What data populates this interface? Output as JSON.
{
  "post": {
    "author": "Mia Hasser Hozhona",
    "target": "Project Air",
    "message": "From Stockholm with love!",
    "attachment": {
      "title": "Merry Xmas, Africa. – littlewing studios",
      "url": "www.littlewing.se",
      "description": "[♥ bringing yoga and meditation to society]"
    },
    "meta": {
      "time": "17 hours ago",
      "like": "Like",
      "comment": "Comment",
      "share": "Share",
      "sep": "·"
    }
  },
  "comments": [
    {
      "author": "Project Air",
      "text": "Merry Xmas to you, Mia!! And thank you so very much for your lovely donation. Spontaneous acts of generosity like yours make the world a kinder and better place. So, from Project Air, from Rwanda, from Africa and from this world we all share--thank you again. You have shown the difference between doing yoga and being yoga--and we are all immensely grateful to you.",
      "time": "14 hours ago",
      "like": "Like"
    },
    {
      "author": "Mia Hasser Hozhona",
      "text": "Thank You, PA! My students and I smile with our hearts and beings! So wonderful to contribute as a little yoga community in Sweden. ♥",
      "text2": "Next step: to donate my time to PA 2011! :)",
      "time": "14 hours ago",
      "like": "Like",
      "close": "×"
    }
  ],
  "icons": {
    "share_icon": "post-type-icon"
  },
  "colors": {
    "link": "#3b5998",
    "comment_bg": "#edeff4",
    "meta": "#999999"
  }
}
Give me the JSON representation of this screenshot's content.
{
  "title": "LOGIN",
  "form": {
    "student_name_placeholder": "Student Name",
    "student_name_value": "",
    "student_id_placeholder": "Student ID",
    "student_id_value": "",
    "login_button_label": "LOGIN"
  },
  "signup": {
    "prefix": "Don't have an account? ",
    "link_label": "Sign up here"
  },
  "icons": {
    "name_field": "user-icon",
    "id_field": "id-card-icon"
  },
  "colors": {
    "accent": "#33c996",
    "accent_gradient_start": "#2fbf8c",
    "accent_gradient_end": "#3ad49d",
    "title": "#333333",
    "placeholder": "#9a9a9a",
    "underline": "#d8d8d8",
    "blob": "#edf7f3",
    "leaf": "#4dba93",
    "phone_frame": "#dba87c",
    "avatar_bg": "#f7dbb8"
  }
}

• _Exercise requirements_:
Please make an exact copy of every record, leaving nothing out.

• _Response to the exercise_:
What data populates this interface? Output as JSON.
{
  "post": {
    "author": "Mia Hasser Hozhona",
    "target": "Project Air",
    "message": "From Stockholm with love!",
    "attachment": {
      "title": "Merry Xmas, Africa. – littlewing studios",
      "url": "www.littlewing.se",
      "description": "[♥ bringing yoga and meditation to society]"
    },
    "meta": {
      "time": "17 hours ago",
      "like": "Like",
      "comment": "Comment",
      "share": "Share",
      "sep": "·"
    }
  },
  "comments": [
    {
      "author": "Project Air",
      "text": "Merry Xmas to you, Mia!! And thank you so very much for your lovely donation. Spontaneous acts of generosity like yours make the world a kinder and better place. So, from Project Air, from Rwanda, from Africa and from this world we all share--thank you again. You have shown the difference between doing yoga and being yoga--and we are all immensely grateful to you.",
      "time": "14 hours ago",
      "like": "Like"
    },
    {
      "author": "Mia Hasser Hozhona",
      "text": "Thank You, PA! My students and I smile with our hearts and beings! So wonderful to contribute as a little yoga community in Sweden. ♥",
      "text2": "Next step: to donate my time to PA 2011! :)",
      "time": "14 hours ago",
      "like": "Like",
      "close": "×"
    }
  ],
  "icons": {
    "share_icon": "post-type-icon"
  },
  "colors": {
    "link": "#3b5998",
    "comment_bg": "#edeff4",
    "meta": "#999999"
  }
}
Give me the JSON representation of this screenshot's content.
{
  "title": "LOGIN",
  "form": {
    "student_name_placeholder": "Student Name",
    "student_name_value": "",
    "student_id_placeholder": "Student ID",
    "student_id_value": "",
    "login_button_label": "LOGIN"
  },
  "signup": {
    "prefix": "Don't have an account? ",
    "link_label": "Sign up here"
  },
  "icons": {
    "name_field": "user-icon",
    "id_field": "id-card-icon"
  },
  "colors": {
    "accent": "#33c996",
    "accent_gradient_start": "#2fbf8c",
    "accent_gradient_end": "#3ad49d",
    "title": "#333333",
    "placeholder": "#9a9a9a",
    "underline": "#d8d8d8",
    "blob": "#edf7f3",
    "leaf": "#4dba93",
    "phone_frame": "#dba87c",
    "avatar_bg": "#f7dbb8"
  }
}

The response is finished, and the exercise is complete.